Serotonin is a chemical that transmits impulses between nerve cells. Serotonin syndrome results from increased stimulation of the brain's serotonin receptors, usually by drugs. Serotonin syndrome can result from therapeutic drug use, overdose of some drugs, or most commonly, from unintended drug interactions when two drugs that each stimulate serotonin receptors are taken at the same time. Serotonin syndrome can occur in all age groups. (See also Overview of Heat Disorders Overview of Heat Disorders Humans, who are warm-blooded animals, maintain their body temperature within 1 or 2 degrees of 98.6° F (37° C) as measured by mouth and 100.4° F (38° C) as measured rectally, despite large fluctuations... read more .)
Symptoms of serotonin syndrome often begin within 24 hours of ingestion of a drug that affects serotonin receptors. Symptom severity can vary widely. People may have anxiety, agitation and restlessness, easy startling, and delirium with confusion. Tremor or muscle spasms, muscle rigidity, rapid heart rate, high blood pressure, high body temperature, sweating, shivering, vomiting, and diarrhea may occur.
Symptoms usually resolve within 24 hours, but symptoms may last longer depending on the time required for the body to break down the drug.
Diagnosis of serotonin syndrome is based solely on the doctor's evaluation of a person's symptoms, physical examination findings (especially of the nervous system), and a history of taking a drug that affects serotonin receptors.
There are no tests to confirm the diagnosis, but testing of blood and urine may be needed to exclude other disorders that cause high fever and similar symptoms, and to identify complications.
When serotonin syndrome is recognized and treated promptly, the prognosis is usually good.

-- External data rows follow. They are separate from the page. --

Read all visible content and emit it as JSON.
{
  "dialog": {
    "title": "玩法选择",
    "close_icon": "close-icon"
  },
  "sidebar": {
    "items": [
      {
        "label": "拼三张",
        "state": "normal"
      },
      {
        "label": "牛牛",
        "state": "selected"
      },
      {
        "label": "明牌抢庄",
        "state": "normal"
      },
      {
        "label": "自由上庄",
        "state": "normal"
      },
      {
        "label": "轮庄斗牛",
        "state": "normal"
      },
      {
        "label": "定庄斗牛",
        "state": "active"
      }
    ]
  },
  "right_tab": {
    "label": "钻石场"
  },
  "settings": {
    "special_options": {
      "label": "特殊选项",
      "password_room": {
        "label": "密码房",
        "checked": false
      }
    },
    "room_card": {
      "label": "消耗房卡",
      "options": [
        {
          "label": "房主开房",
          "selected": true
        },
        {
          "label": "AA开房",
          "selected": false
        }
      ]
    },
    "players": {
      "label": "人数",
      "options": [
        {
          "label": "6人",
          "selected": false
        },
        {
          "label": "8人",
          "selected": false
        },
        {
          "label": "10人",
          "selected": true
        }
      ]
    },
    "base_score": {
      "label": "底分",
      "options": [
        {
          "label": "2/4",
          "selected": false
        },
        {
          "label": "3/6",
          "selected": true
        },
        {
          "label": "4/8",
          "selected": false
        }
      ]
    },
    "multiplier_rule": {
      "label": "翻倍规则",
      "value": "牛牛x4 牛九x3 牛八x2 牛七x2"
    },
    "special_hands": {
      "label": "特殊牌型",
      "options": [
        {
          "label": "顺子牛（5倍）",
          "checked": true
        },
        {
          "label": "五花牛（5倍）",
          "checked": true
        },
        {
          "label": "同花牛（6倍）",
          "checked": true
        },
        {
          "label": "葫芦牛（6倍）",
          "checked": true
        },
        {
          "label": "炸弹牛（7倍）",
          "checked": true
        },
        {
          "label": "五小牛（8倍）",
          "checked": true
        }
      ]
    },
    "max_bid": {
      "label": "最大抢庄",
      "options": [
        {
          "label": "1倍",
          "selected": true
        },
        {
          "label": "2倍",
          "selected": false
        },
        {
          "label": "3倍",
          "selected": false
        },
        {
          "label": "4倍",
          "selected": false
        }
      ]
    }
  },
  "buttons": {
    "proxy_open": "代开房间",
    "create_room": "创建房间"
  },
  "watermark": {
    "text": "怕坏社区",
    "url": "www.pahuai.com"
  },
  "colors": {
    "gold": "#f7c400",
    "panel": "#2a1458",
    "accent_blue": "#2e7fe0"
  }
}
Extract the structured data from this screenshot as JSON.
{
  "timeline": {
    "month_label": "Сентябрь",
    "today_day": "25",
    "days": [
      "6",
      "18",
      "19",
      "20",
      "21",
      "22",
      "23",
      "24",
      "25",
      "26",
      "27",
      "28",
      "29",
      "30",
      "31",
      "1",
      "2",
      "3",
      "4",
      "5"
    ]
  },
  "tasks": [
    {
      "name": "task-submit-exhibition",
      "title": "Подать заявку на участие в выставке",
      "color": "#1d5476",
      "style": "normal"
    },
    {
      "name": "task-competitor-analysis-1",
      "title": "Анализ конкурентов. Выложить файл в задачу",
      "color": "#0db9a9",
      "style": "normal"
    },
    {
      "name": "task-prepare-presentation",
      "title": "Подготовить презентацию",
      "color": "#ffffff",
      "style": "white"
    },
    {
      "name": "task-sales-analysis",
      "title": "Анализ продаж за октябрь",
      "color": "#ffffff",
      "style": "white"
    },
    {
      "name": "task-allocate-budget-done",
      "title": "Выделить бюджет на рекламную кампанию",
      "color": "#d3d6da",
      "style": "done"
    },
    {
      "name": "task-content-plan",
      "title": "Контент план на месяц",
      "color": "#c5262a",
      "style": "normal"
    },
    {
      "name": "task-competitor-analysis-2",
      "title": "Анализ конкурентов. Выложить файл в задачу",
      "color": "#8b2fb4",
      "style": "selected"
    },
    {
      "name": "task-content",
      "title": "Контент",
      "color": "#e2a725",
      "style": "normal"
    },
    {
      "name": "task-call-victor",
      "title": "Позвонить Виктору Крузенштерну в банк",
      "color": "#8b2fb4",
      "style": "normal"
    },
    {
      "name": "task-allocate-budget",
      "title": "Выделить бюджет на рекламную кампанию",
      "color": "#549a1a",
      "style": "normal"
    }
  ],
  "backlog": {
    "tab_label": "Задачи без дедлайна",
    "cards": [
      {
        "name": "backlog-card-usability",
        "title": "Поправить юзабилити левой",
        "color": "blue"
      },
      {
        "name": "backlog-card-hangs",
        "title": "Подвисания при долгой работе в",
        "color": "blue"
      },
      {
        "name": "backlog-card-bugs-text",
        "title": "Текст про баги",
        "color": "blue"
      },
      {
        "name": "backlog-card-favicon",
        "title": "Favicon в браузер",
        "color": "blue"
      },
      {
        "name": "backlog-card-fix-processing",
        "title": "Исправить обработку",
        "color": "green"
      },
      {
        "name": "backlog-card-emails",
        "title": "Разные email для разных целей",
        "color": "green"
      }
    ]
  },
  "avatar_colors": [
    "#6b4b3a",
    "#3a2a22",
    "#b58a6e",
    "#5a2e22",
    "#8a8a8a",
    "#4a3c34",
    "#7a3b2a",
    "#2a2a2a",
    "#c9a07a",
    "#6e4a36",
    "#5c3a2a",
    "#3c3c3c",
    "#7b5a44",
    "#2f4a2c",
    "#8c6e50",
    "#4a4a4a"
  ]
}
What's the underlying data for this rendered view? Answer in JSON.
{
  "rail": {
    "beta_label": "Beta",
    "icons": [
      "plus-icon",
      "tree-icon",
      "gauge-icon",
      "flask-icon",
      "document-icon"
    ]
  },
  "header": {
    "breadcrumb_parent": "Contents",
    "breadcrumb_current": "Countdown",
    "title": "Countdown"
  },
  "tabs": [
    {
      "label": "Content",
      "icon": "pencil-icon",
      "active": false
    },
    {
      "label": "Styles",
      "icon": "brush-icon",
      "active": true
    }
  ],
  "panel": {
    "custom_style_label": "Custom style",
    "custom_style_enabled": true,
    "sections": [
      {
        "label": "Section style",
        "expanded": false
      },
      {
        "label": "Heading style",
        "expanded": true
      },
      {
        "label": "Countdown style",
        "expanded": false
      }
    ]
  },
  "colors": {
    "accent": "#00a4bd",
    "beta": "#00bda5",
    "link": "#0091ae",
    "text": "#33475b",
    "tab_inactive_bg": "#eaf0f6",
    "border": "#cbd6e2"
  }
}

All drugs that affect the serotonin receptors should be stopped. Mild symptoms are often relieved with a sedative (such as a benzodiazepine). Symptoms usually resolve over about 24 to 72 hours, so most people require hospitalization for further testing, treatment, and monitoring.
In severe cases, admission to an intensive care unit is needed. The person is cooled as needed (for example, by misting the body with water and then blowing air across the body with a fan). The person's temperature may need to be measured frequently or continuously. Other measures to treat organ malfunction may also be needed. Sometimes, if symptoms do not resolve quickly, a serotonin blocker such as cyproheptadine may be given.